Records from a data collection>
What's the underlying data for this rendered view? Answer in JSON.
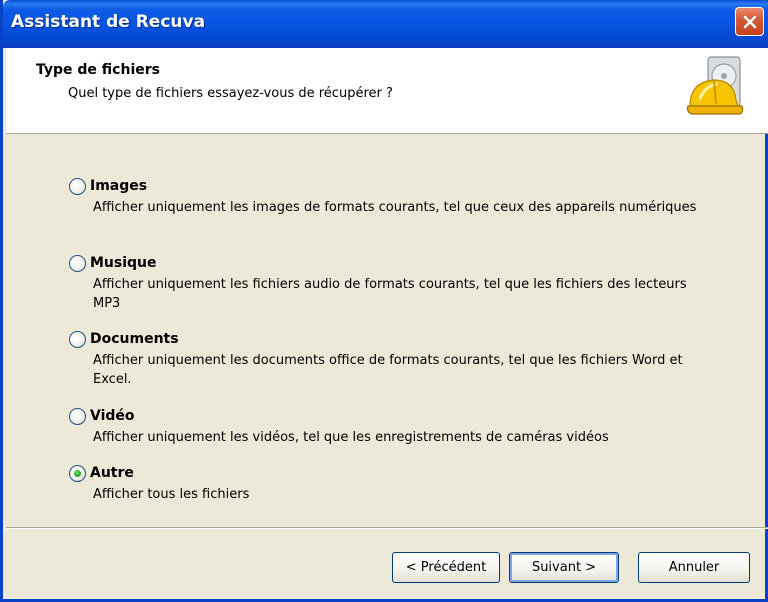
{
  "window": {
    "title": "Assistant de Recuva"
  },
  "header": {
    "title": "Type de fichiers",
    "subtitle": "Quel type de fichiers essayez-vous de récupérer ?",
    "icon": "recuva-hardhat-disk-icon"
  },
  "options": [
    {
      "label": "Images",
      "description": "Afficher uniquement les images de formats courants, tel que ceux des appareils numériques",
      "selected": false
    },
    {
      "label": "Musique",
      "description": "Afficher uniquement les fichiers audio de formats courants, tel que les fichiers des lecteurs MP3",
      "selected": false
    },
    {
      "label": "Documents",
      "description": "Afficher uniquement les documents office de formats courants, tel que les fichiers Word et Excel.",
      "selected": false
    },
    {
      "label": "Vidéo",
      "description": "Afficher uniquement les vidéos, tel que les enregistrements de caméras vidéos",
      "selected": false
    },
    {
      "label": "Autre",
      "description": "Afficher tous les fichiers",
      "selected": true
    }
  ],
  "buttons": {
    "previous": "< Précédent",
    "next": "Suivant >",
    "cancel": "Annuler"
  },
  "colors": {
    "titlebar": "#0654e0",
    "close": "#c4401e",
    "face": "#ece9d8",
    "radio_selected": "#21a121"
  }
}
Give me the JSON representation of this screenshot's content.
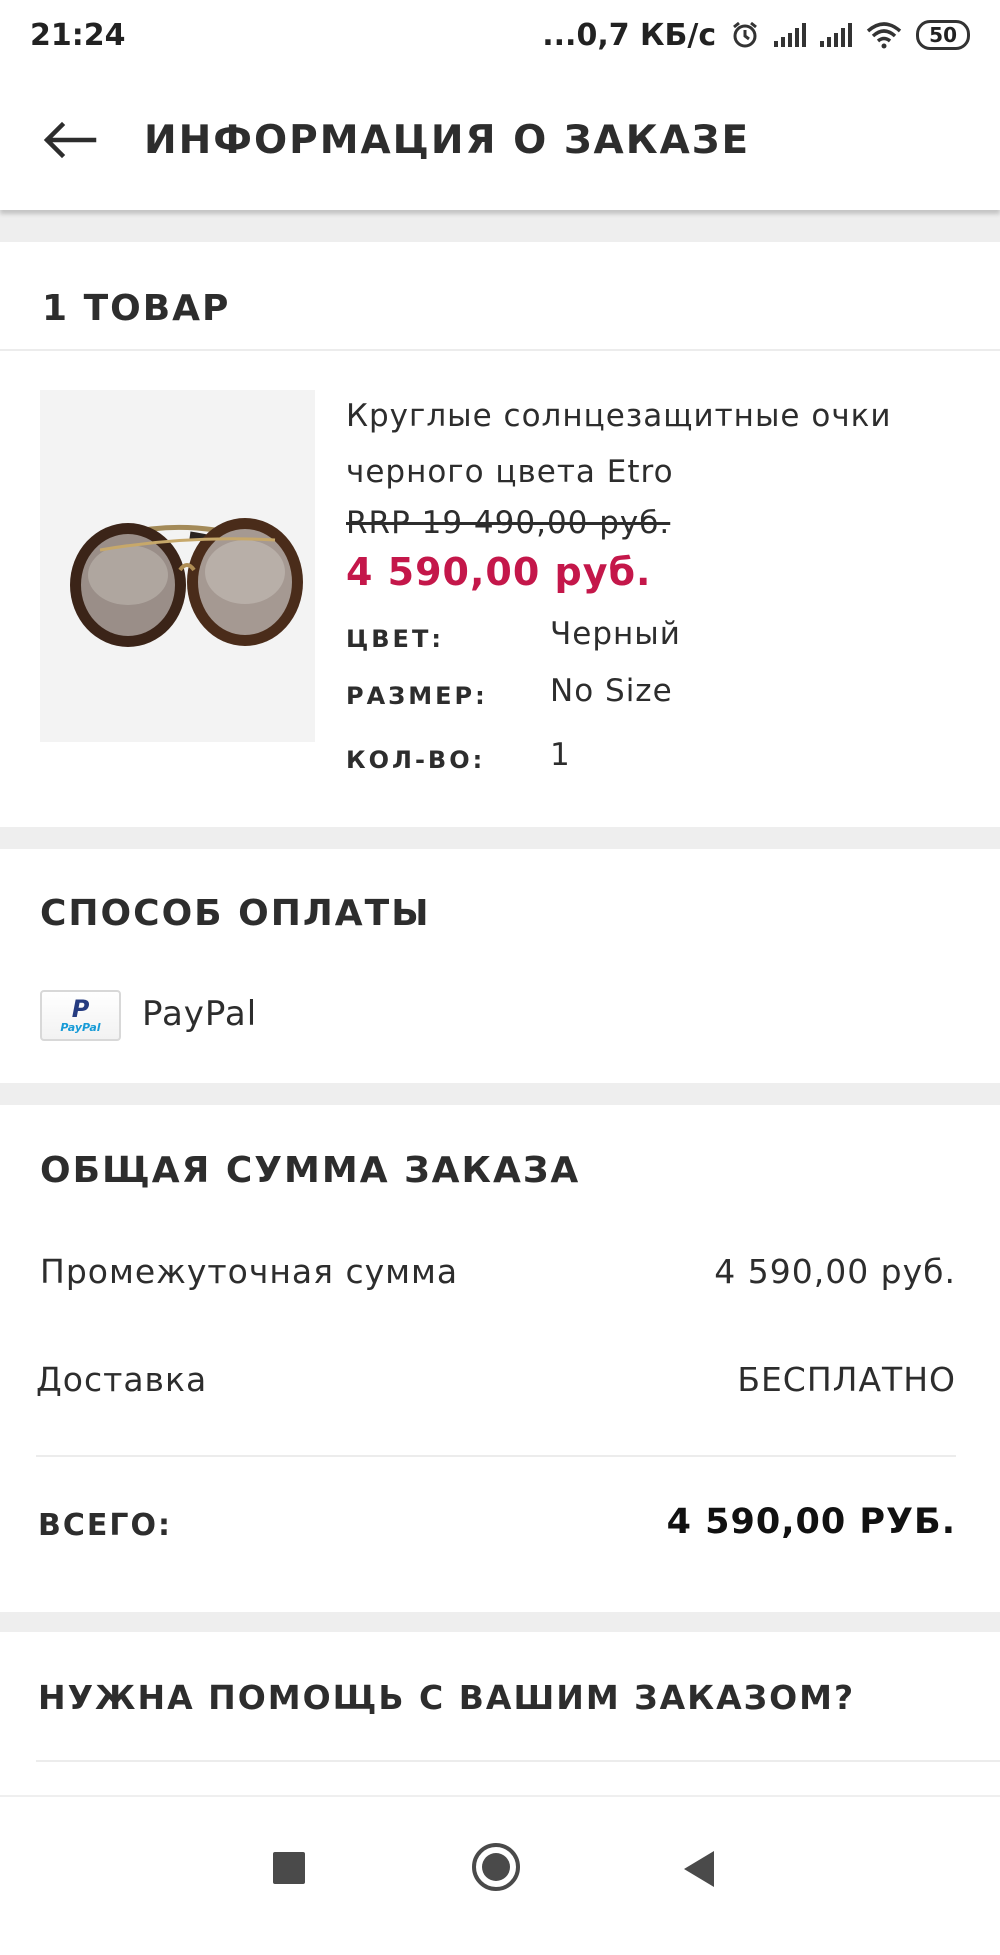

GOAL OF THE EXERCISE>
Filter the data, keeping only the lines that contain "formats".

ANSWER AREA>
      "description": "Afficher uniquement les images de formats courants, tel que ceux des appareils numériques",
      "description": "Afficher uniquement les fichiers audio de formats courants, tel que les fichiers des lecteurs MP3",
      "description": "Afficher uniquement les documents office de formats courants, tel que les fichiers Word et Excel.",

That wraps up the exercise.